• _Exercise requirements_: Output the data unchanged and complete, minus the images.

+ + + + +

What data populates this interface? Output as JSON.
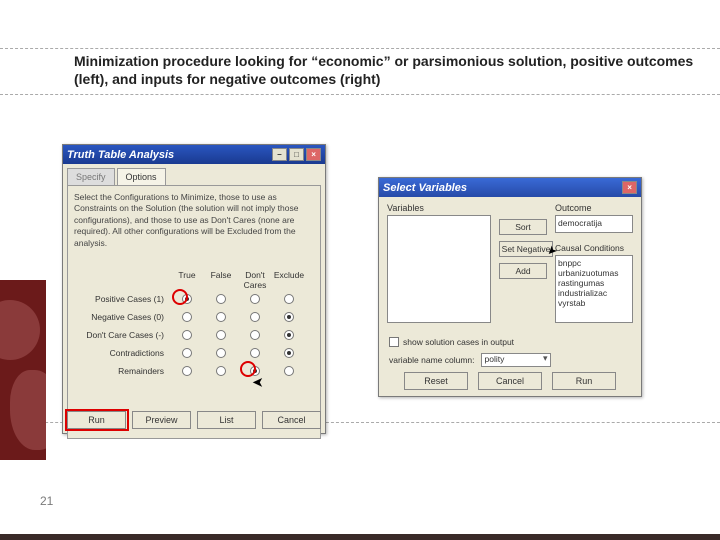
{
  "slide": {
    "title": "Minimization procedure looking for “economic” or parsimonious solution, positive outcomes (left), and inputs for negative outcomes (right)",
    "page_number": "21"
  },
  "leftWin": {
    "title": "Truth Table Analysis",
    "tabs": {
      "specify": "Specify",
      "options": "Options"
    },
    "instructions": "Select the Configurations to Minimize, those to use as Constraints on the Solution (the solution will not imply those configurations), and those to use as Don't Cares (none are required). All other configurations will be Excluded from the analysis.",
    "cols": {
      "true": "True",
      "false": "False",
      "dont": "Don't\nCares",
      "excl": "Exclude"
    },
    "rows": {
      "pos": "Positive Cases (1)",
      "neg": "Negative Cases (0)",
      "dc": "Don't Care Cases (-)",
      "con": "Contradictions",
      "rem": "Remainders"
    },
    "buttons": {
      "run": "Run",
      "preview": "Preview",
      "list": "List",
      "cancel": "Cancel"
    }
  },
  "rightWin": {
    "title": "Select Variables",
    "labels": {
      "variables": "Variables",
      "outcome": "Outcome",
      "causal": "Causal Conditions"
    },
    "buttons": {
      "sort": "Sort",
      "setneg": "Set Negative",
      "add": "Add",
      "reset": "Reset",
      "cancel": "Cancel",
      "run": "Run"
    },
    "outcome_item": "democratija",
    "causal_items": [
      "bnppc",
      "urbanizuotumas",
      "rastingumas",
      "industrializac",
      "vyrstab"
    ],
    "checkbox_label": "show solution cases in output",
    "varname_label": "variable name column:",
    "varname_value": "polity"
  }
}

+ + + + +

• _Output_:
What data populates this interface? Output as JSON.
{
  "slide": {
    "title": "Minimization procedure looking for “economic” or parsimonious solution, positive outcomes (left), and inputs for negative outcomes (right)",
    "page_number": "21"
  },
  "leftWin": {
    "title": "Truth Table Analysis",
    "tabs": {
      "specify": "Specify",
      "options": "Options"
    },
    "instructions": "Select the Configurations to Minimize, those to use as Constraints on the Solution (the solution will not imply those configurations), and those to use as Don't Cares (none are required). All other configurations will be Excluded from the analysis.",
    "cols": {
      "true": "True",
      "false": "False",
      "dont": "Don't\nCares",
      "excl": "Exclude"
    },
    "rows": {
      "pos": "Positive Cases (1)",
      "neg": "Negative Cases (0)",
      "dc": "Don't Care Cases (-)",
      "con": "Contradictions",
      "rem": "Remainders"
    },
    "buttons": {
      "run": "Run",
      "preview": "Preview",
      "list": "List",
      "cancel": "Cancel"
    }
  },
  "rightWin": {
    "title": "Select Variables",
    "labels": {
      "variables": "Variables",
      "outcome": "Outcome",
      "causal": "Causal Conditions"
    },
    "buttons": {
      "sort": "Sort",
      "setneg": "Set Negative",
      "add": "Add",
      "reset": "Reset",
      "cancel": "Cancel",
      "run": "Run"
    },
    "outcome_item": "democratija",
    "causal_items": [
      "bnppc",
      "urbanizuotumas",
      "rastingumas",
      "industrializac",
      "vyrstab"
    ],
    "checkbox_label": "show solution cases in output",
    "varname_label": "variable name column:",
    "varname_value": "polity"
  }
}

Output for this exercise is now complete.